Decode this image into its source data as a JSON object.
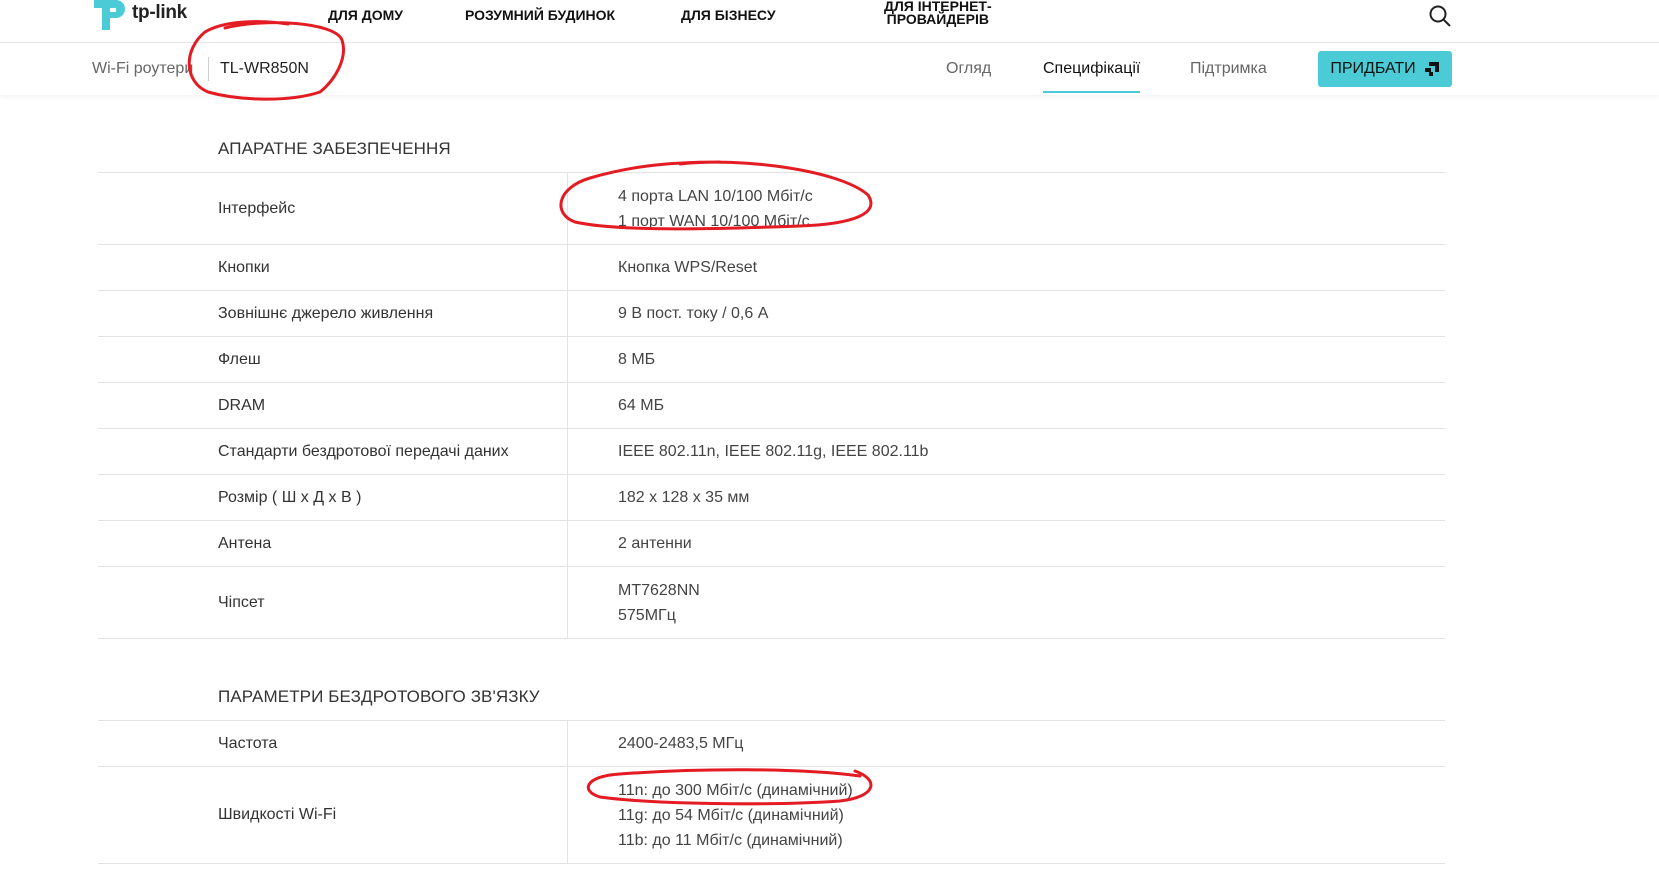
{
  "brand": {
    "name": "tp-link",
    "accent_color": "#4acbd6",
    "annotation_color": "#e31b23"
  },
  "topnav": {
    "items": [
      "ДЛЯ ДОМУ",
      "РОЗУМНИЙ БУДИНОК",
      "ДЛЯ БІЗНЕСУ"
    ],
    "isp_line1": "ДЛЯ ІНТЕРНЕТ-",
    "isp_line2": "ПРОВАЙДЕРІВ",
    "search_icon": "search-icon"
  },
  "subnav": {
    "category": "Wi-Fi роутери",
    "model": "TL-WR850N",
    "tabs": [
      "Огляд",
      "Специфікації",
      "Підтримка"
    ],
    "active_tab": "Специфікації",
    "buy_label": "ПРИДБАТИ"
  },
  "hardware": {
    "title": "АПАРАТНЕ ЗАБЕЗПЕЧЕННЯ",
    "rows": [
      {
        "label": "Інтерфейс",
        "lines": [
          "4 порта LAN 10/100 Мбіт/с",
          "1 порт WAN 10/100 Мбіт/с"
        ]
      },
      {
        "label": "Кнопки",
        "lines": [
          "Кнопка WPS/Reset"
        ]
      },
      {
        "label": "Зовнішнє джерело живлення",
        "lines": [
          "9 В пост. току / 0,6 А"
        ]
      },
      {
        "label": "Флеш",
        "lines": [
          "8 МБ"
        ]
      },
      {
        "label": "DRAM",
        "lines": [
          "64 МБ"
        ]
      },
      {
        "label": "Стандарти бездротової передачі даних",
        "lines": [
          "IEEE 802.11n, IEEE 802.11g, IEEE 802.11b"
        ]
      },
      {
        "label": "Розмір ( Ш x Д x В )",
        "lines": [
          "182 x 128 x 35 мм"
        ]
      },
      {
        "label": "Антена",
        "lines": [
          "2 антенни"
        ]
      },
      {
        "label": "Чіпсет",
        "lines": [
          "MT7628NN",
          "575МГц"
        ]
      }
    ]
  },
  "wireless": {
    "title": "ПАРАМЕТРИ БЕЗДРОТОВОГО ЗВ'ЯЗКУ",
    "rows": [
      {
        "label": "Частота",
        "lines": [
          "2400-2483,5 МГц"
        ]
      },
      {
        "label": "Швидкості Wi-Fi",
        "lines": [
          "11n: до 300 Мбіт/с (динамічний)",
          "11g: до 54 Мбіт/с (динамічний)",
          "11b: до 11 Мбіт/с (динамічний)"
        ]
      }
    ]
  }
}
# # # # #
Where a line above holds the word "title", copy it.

- Written solution:
    "title": "АПАРАТНЕ ЗАБЕЗПЕЧЕННЯ",
    "title": "ПАРАМЕТРИ БЕЗДРОТОВОГО ЗВ'ЯЗКУ",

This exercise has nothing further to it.